Then one day a horse merchant arrived in Benares with 500 horses to sell. There were stallions, mares and colts. The king invited the Inerchant to the palace, and called upon his Royal Price Maker to set a price for all 500 horses. Thinking only of pleasing the king, he said, “The entire herd of horses is worth one cup of rice. So the king ordered that one cup of Tice be paid to the horse dealer, and all the horses Were taken to the royal stables.

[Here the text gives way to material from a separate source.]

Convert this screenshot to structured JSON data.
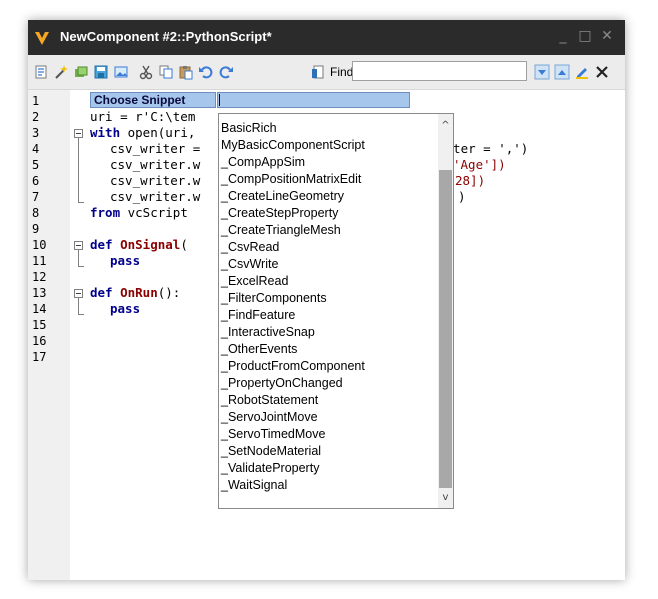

Of course the merchant was very upset, but he could do nothing at the mornent. Later he heard about the former price maker, who had a reputation for being very fair and honest, So he approached him and told him what had happened. He Wanted to hear his opinion, in order to get a proper price from the king. The former price maker said, “If you do as I say, the king will be convinced of the true value of the horses. Go back to the price maker and satisfy him with a valuable gift. Ask him to tell the value of one cup of rice, in the presence of the king. If he agrees, come and tell me. I will go with you to the king Following this advice, the merchant went to the price maker and gave him a valuable gift. The gift made him very happy, so that he saw the value of pleasing the horse dealer. Then the merchant said to him, I was very happy with your previous evaluation. Can you please convince the king of the value of one cup of rice?” The foolish price maker said “Why not ? I will explain the Worth of one cup of rice, even in the presence of the king. So the price maker thought the horse dealer was satisfied with his cup of rice. He arranged for another meeting with the king, as the merchant was departing for his own country. The merchant reported back to the old price maker, and they went together to see the king.
All the king’s ministers and his full court Were in the royal meeting hall. The horse merchant said to the king, “My lord, I understand that in this your country, my whole herd of 500 horses is worth one cup of rice. Before I leave for home, I want to know the value of one cup of rice in your country. The king turned to his loyal price maker and said, “What is the value of one cup of rice?” The foolish price maker, in order to please the king , had previously priced the herd of horses at one cup of rice. Now, after receiving a bribe from the horse dealer, he wanted to please him too. So he replied to the king, in his most dignified manner, Your Worship, one cup of rice Is Worth the city of Benares, including even your own harem, as well as all the suburbs of the city. In other words, itis Worth the whole kingdom of Benares!” On hearing this, the royal ministers and wise men in the assembly hall started to roar with laughter, slapping their Sides with their hands. When they calmed down a little, they said, “Earlier we heard that the kingdom was priceless. Now we hear that all Benares, with its palaces and mansions, is worth only a cup of rice: The decision of the Royal Price Maker is so strange ! Where did your highncess find such a man? He is good only for pleasing a king such as you not for Imaking fair prices for a merchant who sells his horses – country to country.
Hearing the laughter of his whole court, and the words of his ministers and advisers, the king was ashamed. So he brought back his former price maker to his official position. He agreed to a new fair price for the herd of horses, as set by the honest price maker. Having learned a lesson, the king and his kingdom lived justly and prospered.
The Buddha, having ended this story, said:
“ Laludayi was the foolish price maker. And the honest price maker Was I who have become the fully enlightened One.”
The moral: “A fool in high office can bring shame even to a king.”
STORIES OF THE ENLIGHTENMENT BEING JTAKAS
INTERPRETED BY KURUNEGODA PIYATISSA MAHA THERA
STORIES TOLD BY TODD ANDERSON